Boise Man No Longer Stranded at Airport Amid Flight Chaos
Hello, I'm the "Boise man" and I'm happy to report that finally, I'm home.
Between freezing cold temperatures, an increase in snow, and an uptick in COVID-19 cases due to this new variant--yes, I along with hundreds if not thousands of Idahoan's had a near-impossible time returning home to Boise.
The travel chaos, for me, began in Paris, France where I had my first of a few layovers after the holidays. My plane into the United States had a mechanical issue and it was NOT going to be flying out--yes, an entire international flight needed to be re-routed. The good folks at Air France saved ME for last because most people were going into major cities--the agent laughed when I said I was going to Boise--"oh, I can't get you there" he said.
With COVID-19 cases going up, a new and unfamiliar variant gaining strength, and being several time zones ahead of home--I begged to just get into the United States. That's what led me to Atlanta.

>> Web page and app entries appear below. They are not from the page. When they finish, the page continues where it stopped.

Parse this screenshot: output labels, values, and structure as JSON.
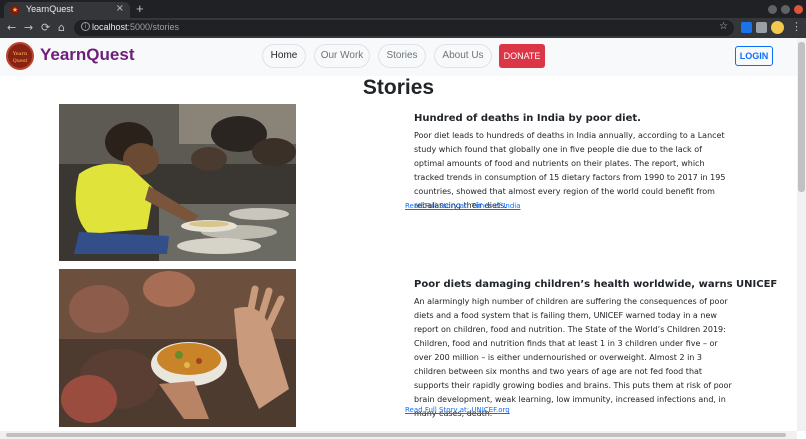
{
  "browser": {
    "tab_title": "YearnQuest",
    "tab_close": "×",
    "new_tab": "+",
    "url_host": "localhost",
    "url_path": ":5000/stories",
    "nav_back": "←",
    "nav_forward": "→",
    "nav_reload": "⟳",
    "nav_home": "⌂",
    "star": "☆",
    "menu": "⋮"
  },
  "site": {
    "brand": "YearnQuest",
    "logo_text": "Yearn Quest",
    "nav": [
      {
        "label": "Home",
        "active": true
      },
      {
        "label": "Our Work",
        "active": false
      },
      {
        "label": "Stories",
        "active": false
      },
      {
        "label": "About Us",
        "active": false
      }
    ],
    "donate_label": "DONATE",
    "login_label": "LOGIN"
  },
  "page": {
    "title": "Stories"
  },
  "stories": [
    {
      "title": "Hundred of deaths in India by poor diet.",
      "body": "Poor diet leads to hundreds of deaths in India annually, according to a Lancet study which found that globally one in five people die due to the lack of optimal amounts of food and nutrients on their plates. The report, which tracked trends in consumption of 15 dietary factors from 1990 to 2017 in 195 countries, showed that almost every region of the world could benefit from rebalancing their diets.",
      "link": "Read Full Story at: Times of India"
    },
    {
      "title": "Poor diets damaging children’s health worldwide, warns UNICEF",
      "body": "An alarmingly high number of children are suffering the consequences of poor diets and a food system that is failing them, UNICEF warned today in a new report on children, food and nutrition. The State of the World’s Children 2019: Children, food and nutrition finds that at least 1 in 3 children under five – or over 200 million – is either undernourished or overweight. Almost 2 in 3 children between six months and two years of age are not fed food that supports their rapidly growing bodies and brains. This puts them at risk of poor brain development, weak learning, low immunity, increased infections and, in many cases, death.",
      "link": "Read Full Story at: UNICEF.org"
    }
  ],
  "colors": {
    "brand": "#6f1d7a",
    "donate": "#dc3545",
    "link": "#0d6efd"
  }
}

For three days, I had no boarding pass--no flight options in sight--and was simply told to "check back every two-hours" and in the Atlanta airport, that just meant going back to the line. It was disorganized, stressful, and a total mess. Three days later, I was able to secure a seat via standby status--two days earlier than expected, by the way--and return home.
While my travel woes are really nothing for you to lose sleep over, I'm most happy to share that I'm back.
More importantly, after speaking with TONS of different airline workers over the past several days, they all shared in one common frustration: this new COVID-19 variant is no joke and their colleagues REALLY WERE down with COVID, making a total mess of increased, holiday travel.
If there's one thing I learned--as if I didn't know this already--it's that people can be very impatient, very rude, and very selfish. If you're shopping, traveling, or just dining out these days, please remember that the world is just a little short-staffed right now and those that are in there, working to help us, deserve our appreciation--not our attitudes.